╔══

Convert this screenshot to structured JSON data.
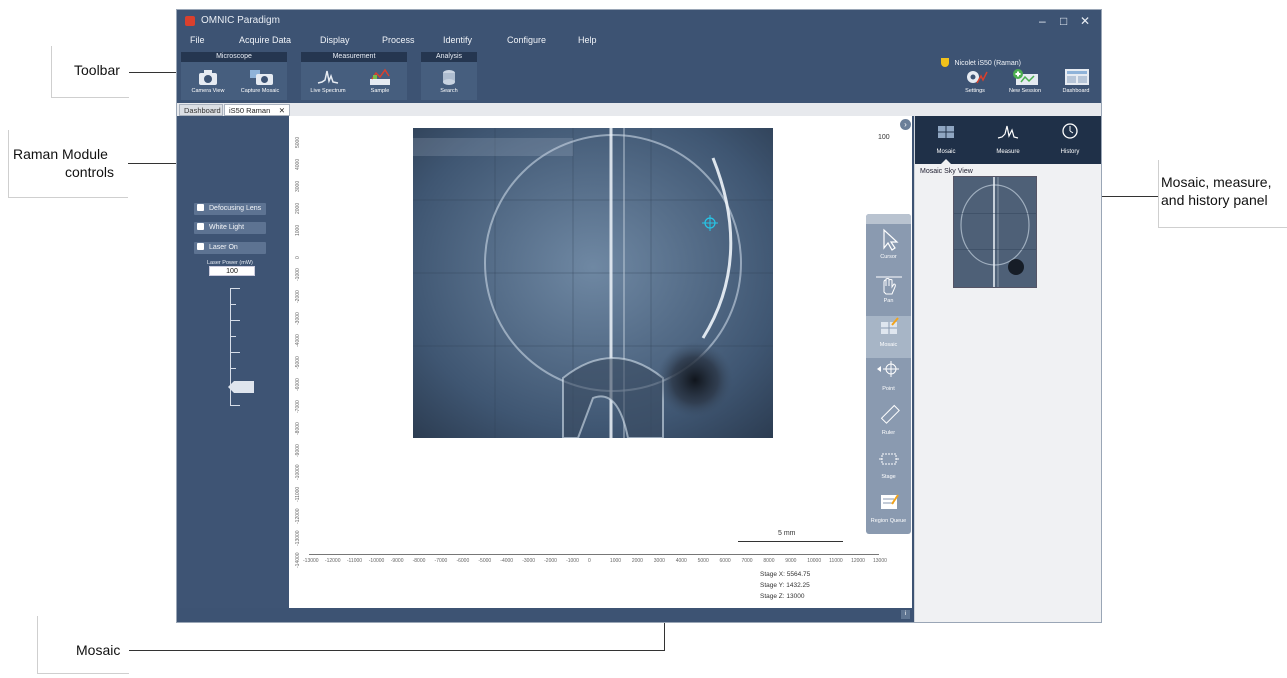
{
  "callouts": {
    "toolbar": "Toolbar",
    "raman_line1": "Raman Module",
    "raman_line2": "controls",
    "mosaic": "Mosaic",
    "panel_line1": "Mosaic, measure,",
    "panel_line2": "and history panel"
  },
  "app": {
    "title": "OMNIC Paradigm",
    "menu": [
      "File",
      "Acquire Data",
      "Display",
      "Process",
      "Identify",
      "Configure",
      "Help"
    ],
    "instrument": "Nicolet iS50 (Raman)"
  },
  "ribbon": {
    "groups": [
      {
        "title": "Microscope",
        "tools": [
          "Camera View",
          "Capture Mosaic"
        ]
      },
      {
        "title": "Measurement",
        "tools": [
          "Live Spectrum",
          "Sample"
        ]
      },
      {
        "title": "Analysis",
        "tools": [
          "Search"
        ]
      }
    ],
    "right_tools": [
      "Settings",
      "New Session",
      "Dashboard"
    ]
  },
  "tabs": [
    "Dashboard",
    "iS50 Raman"
  ],
  "raman_controls": {
    "toggles": [
      "Defocusing Lens",
      "White Light",
      "Laser On"
    ],
    "laser_power_label": "Laser Power (mW)",
    "laser_power_value": "100",
    "laser_power_slider_fraction": 0.15
  },
  "canvas": {
    "zoom": "100",
    "scale_bar": "5 mm",
    "stage_x": "Stage X: 5564.75",
    "stage_y": "Stage Y: 1432.25",
    "stage_z": "Stage Z: 13000",
    "x_ticks": [
      "-13000",
      "-12000",
      "-11000",
      "-10000",
      "-9000",
      "-8000",
      "-7000",
      "-6000",
      "-5000",
      "-4000",
      "-3000",
      "-2000",
      "-1000",
      "0",
      "1000",
      "2000",
      "3000",
      "4000",
      "5000",
      "6000",
      "7000",
      "8000",
      "9000",
      "10000",
      "11000",
      "12000",
      "13000"
    ],
    "y_ticks": [
      "5000",
      "4000",
      "3000",
      "2000",
      "1000",
      "0",
      "-1000",
      "-2000",
      "-3000",
      "-4000",
      "-5000",
      "-6000",
      "-7000",
      "-8000",
      "-9000",
      "-10000",
      "-11000",
      "-12000",
      "-13000",
      "-14000"
    ]
  },
  "tools": [
    "Cursor",
    "Pan",
    "Mosaic",
    "Point",
    "Ruler",
    "Stage",
    "Region Queue"
  ],
  "right_panel": {
    "tabs": [
      "Mosaic",
      "Measure",
      "History"
    ],
    "sky_view_label": "Mosaic Sky View"
  },
  "colors": {
    "app_bg": "#3d5373",
    "panel_dark": "#1f3048",
    "accent_red": "#d9402d"
  }
}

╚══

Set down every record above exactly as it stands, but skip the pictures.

* **Task result**
Convert this screenshot to structured JSON data.
{
  "callouts": {
    "toolbar": "Toolbar",
    "raman_line1": "Raman Module",
    "raman_line2": "controls",
    "mosaic": "Mosaic",
    "panel_line1": "Mosaic, measure,",
    "panel_line2": "and history panel"
  },
  "app": {
    "title": "OMNIC Paradigm",
    "menu": [
      "File",
      "Acquire Data",
      "Display",
      "Process",
      "Identify",
      "Configure",
      "Help"
    ],
    "instrument": "Nicolet iS50 (Raman)"
  },
  "ribbon": {
    "groups": [
      {
        "title": "Microscope",
        "tools": [
          "Camera View",
          "Capture Mosaic"
        ]
      },
      {
        "title": "Measurement",
        "tools": [
          "Live Spectrum",
          "Sample"
        ]
      },
      {
        "title": "Analysis",
        "tools": [
          "Search"
        ]
      }
    ],
    "right_tools": [
      "Settings",
      "New Session",
      "Dashboard"
    ]
  },
  "tabs": [
    "Dashboard",
    "iS50 Raman"
  ],
  "raman_controls": {
    "toggles": [
      "Defocusing Lens",
      "White Light",
      "Laser On"
    ],
    "laser_power_label": "Laser Power (mW)",
    "laser_power_value": "100",
    "laser_power_slider_fraction": 0.15
  },
  "canvas": {
    "zoom": "100",
    "scale_bar": "5 mm",
    "stage_x": "Stage X: 5564.75",
    "stage_y": "Stage Y: 1432.25",
    "stage_z": "Stage Z: 13000",
    "x_ticks": [
      "-13000",
      "-12000",
      "-11000",
      "-10000",
      "-9000",
      "-8000",
      "-7000",
      "-6000",
      "-5000",
      "-4000",
      "-3000",
      "-2000",
      "-1000",
      "0",
      "1000",
      "2000",
      "3000",
      "4000",
      "5000",
      "6000",
      "7000",
      "8000",
      "9000",
      "10000",
      "11000",
      "12000",
      "13000"
    ],
    "y_ticks": [
      "5000",
      "4000",
      "3000",
      "2000",
      "1000",
      "0",
      "-1000",
      "-2000",
      "-3000",
      "-4000",
      "-5000",
      "-6000",
      "-7000",
      "-8000",
      "-9000",
      "-10000",
      "-11000",
      "-12000",
      "-13000",
      "-14000"
    ]
  },
  "tools": [
    "Cursor",
    "Pan",
    "Mosaic",
    "Point",
    "Ruler",
    "Stage",
    "Region Queue"
  ],
  "right_panel": {
    "tabs": [
      "Mosaic",
      "Measure",
      "History"
    ],
    "sky_view_label": "Mosaic Sky View"
  },
  "colors": {
    "app_bg": "#3d5373",
    "panel_dark": "#1f3048",
    "accent_red": "#d9402d"
  }
}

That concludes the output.